Word for word, give the entries back.
·····
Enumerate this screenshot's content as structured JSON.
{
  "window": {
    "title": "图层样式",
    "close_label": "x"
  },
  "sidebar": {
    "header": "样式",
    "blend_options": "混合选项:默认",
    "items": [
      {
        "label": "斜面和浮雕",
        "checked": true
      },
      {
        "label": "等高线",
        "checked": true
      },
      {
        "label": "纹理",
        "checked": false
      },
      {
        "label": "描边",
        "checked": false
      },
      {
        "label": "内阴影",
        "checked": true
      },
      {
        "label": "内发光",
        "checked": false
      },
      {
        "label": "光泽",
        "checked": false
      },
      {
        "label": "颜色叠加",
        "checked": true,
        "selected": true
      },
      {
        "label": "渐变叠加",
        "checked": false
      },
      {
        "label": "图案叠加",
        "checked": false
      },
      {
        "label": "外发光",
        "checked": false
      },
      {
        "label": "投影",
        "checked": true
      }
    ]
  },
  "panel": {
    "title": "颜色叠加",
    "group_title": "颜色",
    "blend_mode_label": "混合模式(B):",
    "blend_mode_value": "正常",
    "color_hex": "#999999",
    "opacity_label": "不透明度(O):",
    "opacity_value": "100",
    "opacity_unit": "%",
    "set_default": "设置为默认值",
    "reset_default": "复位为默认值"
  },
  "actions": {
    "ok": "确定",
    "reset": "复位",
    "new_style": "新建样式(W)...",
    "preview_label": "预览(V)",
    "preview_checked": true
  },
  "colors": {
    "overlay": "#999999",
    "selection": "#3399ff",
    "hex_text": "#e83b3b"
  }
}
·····
- [Response below]
Enumerate this screenshot's content as structured JSON.
{
  "window": {
    "title": "图层样式",
    "close_label": "x"
  },
  "sidebar": {
    "header": "样式",
    "blend_options": "混合选项:默认",
    "items": [
      {
        "label": "斜面和浮雕",
        "checked": true
      },
      {
        "label": "等高线",
        "checked": true
      },
      {
        "label": "纹理",
        "checked": false
      },
      {
        "label": "描边",
        "checked": false
      },
      {
        "label": "内阴影",
        "checked": true
      },
      {
        "label": "内发光",
        "checked": false
      },
      {
        "label": "光泽",
        "checked": false
      },
      {
        "label": "颜色叠加",
        "checked": true,
        "selected": true
      },
      {
        "label": "渐变叠加",
        "checked": false
      },
      {
        "label": "图案叠加",
        "checked": false
      },
      {
        "label": "外发光",
        "checked": false
      },
      {
        "label": "投影",
        "checked": true
      }
    ]
  },
  "panel": {
    "title": "颜色叠加",
    "group_title": "颜色",
    "blend_mode_label": "混合模式(B):",
    "blend_mode_value": "正常",
    "color_hex": "#999999",
    "opacity_label": "不透明度(O):",
    "opacity_value": "100",
    "opacity_unit": "%",
    "set_default": "设置为默认值",
    "reset_default": "复位为默认值"
  },
  "actions": {
    "ok": "确定",
    "reset": "复位",
    "new_style": "新建样式(W)...",
    "preview_label": "预览(V)",
    "preview_checked": true
  },
  "colors": {
    "overlay": "#999999",
    "selection": "#3399ff",
    "hex_text": "#e83b3b"
  }
}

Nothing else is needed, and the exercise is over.